_Task item_
Since only the total matters, count the lines of these entries containing the word "Tape" and write that total alone.

Data records for software interfaces:
- - -
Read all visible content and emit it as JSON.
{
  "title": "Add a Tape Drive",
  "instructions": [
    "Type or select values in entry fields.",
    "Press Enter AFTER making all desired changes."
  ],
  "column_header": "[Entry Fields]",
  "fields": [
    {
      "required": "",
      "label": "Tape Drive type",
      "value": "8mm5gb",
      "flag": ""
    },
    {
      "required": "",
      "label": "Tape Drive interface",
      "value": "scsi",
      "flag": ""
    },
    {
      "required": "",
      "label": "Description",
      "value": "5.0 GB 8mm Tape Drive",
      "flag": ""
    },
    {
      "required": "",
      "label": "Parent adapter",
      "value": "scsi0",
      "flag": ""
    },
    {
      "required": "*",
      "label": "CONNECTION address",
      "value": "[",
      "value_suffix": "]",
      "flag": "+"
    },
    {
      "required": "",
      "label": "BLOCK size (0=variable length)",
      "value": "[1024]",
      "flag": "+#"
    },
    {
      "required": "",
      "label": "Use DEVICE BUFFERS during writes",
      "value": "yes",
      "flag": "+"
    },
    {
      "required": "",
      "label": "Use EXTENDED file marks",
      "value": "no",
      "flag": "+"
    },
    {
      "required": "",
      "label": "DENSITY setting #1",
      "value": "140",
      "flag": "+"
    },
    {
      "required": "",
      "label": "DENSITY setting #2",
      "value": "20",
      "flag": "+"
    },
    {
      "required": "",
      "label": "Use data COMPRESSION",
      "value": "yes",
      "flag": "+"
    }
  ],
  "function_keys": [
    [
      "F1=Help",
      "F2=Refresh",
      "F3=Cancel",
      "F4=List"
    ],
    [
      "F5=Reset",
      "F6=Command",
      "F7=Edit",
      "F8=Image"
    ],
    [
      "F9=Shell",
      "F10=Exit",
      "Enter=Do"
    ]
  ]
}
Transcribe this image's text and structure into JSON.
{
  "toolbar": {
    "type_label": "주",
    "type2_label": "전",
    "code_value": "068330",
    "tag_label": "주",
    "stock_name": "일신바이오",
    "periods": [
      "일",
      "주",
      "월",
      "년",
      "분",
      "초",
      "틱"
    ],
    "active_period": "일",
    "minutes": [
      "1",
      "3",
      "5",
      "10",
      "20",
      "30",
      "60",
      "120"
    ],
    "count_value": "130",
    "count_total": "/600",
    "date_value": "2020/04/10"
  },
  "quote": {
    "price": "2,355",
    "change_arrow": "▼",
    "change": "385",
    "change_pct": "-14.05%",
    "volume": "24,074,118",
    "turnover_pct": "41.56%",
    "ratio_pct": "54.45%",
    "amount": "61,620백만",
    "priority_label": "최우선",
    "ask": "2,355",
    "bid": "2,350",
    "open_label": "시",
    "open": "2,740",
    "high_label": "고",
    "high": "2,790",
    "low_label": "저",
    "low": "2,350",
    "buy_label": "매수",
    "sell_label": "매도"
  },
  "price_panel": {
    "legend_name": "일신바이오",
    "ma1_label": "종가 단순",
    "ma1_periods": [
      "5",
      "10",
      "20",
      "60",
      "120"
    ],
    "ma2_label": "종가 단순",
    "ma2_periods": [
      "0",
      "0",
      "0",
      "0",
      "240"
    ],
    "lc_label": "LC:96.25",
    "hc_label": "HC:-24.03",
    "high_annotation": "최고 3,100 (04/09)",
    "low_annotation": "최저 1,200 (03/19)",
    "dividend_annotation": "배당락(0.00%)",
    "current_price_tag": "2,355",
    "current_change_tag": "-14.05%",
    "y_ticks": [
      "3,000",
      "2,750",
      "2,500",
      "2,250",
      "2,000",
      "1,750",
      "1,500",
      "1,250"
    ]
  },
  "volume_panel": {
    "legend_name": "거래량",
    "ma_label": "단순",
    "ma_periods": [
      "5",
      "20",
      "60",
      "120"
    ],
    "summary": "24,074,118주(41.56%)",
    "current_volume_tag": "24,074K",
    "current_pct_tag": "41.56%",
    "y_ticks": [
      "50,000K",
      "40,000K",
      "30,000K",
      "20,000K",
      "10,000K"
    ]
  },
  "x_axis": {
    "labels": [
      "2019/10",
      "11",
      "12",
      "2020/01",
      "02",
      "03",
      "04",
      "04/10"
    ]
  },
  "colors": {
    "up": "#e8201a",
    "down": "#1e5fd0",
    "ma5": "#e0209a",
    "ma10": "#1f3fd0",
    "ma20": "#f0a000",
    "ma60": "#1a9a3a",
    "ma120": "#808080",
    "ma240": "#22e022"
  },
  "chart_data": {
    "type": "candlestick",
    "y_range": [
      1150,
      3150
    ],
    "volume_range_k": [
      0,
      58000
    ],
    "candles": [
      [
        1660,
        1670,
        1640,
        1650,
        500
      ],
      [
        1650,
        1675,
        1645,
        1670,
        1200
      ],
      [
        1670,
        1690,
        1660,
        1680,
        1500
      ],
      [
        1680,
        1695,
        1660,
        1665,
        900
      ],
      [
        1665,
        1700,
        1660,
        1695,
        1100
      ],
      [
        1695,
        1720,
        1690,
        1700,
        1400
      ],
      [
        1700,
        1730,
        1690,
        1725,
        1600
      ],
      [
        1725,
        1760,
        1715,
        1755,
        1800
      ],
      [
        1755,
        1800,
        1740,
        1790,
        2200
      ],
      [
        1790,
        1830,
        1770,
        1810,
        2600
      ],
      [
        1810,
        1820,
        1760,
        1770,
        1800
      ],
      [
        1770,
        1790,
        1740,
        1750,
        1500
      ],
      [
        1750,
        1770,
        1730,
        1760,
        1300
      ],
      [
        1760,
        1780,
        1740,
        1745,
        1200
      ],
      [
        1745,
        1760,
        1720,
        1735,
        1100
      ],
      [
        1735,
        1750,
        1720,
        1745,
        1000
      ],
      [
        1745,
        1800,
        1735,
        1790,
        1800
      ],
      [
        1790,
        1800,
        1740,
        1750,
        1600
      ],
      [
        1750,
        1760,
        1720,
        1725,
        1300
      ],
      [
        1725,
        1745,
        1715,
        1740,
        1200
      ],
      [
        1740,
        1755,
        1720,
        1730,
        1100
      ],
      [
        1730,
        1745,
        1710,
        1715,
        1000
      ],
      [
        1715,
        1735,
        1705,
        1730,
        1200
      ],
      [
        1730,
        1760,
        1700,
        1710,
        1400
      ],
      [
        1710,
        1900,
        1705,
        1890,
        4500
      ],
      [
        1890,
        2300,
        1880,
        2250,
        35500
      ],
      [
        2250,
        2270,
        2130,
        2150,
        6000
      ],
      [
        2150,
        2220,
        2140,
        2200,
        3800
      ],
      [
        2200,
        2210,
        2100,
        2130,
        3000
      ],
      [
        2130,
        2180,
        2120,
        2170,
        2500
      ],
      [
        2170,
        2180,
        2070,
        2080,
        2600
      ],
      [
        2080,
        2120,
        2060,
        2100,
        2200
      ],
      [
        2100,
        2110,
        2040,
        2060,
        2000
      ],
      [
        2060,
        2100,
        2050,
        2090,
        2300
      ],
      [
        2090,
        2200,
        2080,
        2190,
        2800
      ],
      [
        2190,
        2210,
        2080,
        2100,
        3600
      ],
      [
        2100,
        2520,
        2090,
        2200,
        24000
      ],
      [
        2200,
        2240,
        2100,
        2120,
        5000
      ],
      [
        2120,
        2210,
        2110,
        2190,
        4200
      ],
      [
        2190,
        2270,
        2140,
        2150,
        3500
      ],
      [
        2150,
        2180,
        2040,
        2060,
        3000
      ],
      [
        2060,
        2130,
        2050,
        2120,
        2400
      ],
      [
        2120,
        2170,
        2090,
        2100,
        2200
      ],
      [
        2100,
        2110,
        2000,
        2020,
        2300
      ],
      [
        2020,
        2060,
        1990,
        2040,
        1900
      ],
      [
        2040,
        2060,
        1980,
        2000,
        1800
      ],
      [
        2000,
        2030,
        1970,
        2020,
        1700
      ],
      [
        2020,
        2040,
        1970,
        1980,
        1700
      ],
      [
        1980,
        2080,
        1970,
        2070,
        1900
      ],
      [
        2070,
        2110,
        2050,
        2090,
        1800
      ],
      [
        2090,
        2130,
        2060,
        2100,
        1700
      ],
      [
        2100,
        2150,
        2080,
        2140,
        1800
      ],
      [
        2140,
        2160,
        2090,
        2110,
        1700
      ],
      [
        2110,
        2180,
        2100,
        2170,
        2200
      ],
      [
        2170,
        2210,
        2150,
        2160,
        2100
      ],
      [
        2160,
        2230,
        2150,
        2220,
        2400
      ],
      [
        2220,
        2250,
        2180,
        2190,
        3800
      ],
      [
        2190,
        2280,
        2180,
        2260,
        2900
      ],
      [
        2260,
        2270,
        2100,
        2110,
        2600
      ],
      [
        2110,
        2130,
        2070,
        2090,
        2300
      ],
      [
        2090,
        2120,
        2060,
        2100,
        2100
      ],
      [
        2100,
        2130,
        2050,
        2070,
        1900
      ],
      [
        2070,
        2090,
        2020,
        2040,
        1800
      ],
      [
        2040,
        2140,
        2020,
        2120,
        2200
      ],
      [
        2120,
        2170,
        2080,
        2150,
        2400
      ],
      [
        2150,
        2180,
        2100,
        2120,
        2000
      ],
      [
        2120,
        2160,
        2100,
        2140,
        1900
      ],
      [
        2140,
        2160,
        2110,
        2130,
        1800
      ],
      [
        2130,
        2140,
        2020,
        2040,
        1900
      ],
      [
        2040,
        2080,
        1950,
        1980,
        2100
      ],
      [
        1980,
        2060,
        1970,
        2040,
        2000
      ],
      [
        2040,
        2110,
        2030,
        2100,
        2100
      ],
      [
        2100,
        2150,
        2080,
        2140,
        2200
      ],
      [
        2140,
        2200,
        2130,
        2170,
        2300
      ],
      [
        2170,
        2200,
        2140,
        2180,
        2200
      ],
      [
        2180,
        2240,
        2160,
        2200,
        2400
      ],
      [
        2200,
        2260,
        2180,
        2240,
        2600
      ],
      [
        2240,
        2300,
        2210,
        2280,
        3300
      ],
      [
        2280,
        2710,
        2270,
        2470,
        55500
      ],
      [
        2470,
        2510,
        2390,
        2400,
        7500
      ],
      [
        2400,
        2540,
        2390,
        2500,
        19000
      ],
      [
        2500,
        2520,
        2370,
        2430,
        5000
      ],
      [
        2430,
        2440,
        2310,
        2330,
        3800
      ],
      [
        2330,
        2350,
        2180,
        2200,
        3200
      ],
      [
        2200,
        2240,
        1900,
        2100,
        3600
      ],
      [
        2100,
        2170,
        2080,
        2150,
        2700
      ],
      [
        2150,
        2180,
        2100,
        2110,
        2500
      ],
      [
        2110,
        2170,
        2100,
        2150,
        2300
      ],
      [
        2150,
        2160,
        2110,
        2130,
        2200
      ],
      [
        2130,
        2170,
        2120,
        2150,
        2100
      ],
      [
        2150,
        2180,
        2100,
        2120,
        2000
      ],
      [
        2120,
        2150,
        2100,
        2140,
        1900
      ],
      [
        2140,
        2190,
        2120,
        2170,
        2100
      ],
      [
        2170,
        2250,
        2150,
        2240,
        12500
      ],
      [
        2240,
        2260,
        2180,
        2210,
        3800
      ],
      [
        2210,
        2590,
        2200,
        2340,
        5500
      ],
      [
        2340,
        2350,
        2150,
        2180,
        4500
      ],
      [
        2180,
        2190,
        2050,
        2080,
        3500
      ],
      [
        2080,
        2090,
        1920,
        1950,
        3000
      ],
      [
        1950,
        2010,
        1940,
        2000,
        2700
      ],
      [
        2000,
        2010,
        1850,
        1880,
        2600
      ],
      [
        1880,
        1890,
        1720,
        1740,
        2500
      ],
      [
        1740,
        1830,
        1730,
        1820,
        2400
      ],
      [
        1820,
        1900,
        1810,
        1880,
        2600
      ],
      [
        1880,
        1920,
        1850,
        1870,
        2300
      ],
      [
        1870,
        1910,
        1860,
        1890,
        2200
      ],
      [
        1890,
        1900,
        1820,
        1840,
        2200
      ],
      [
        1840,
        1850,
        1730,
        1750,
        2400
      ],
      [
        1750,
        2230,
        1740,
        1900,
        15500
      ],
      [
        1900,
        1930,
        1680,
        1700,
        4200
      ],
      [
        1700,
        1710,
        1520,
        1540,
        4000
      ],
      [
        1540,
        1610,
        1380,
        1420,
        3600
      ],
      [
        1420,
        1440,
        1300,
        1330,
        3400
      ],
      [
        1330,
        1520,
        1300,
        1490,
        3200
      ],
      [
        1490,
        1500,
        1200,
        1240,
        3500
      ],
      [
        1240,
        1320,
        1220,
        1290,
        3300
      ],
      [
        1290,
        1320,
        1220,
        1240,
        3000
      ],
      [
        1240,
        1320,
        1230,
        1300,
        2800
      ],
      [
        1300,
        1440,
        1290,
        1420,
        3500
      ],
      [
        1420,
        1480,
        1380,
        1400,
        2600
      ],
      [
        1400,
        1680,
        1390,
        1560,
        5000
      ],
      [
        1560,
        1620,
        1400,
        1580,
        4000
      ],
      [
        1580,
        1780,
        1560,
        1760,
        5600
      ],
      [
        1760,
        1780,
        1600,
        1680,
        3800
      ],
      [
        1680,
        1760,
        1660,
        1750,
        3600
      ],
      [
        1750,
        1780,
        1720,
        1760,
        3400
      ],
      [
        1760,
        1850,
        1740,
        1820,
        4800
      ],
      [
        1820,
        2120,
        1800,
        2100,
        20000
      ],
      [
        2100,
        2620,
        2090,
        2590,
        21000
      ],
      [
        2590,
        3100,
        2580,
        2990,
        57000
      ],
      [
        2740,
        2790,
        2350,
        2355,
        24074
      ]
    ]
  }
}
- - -
_Reply_
4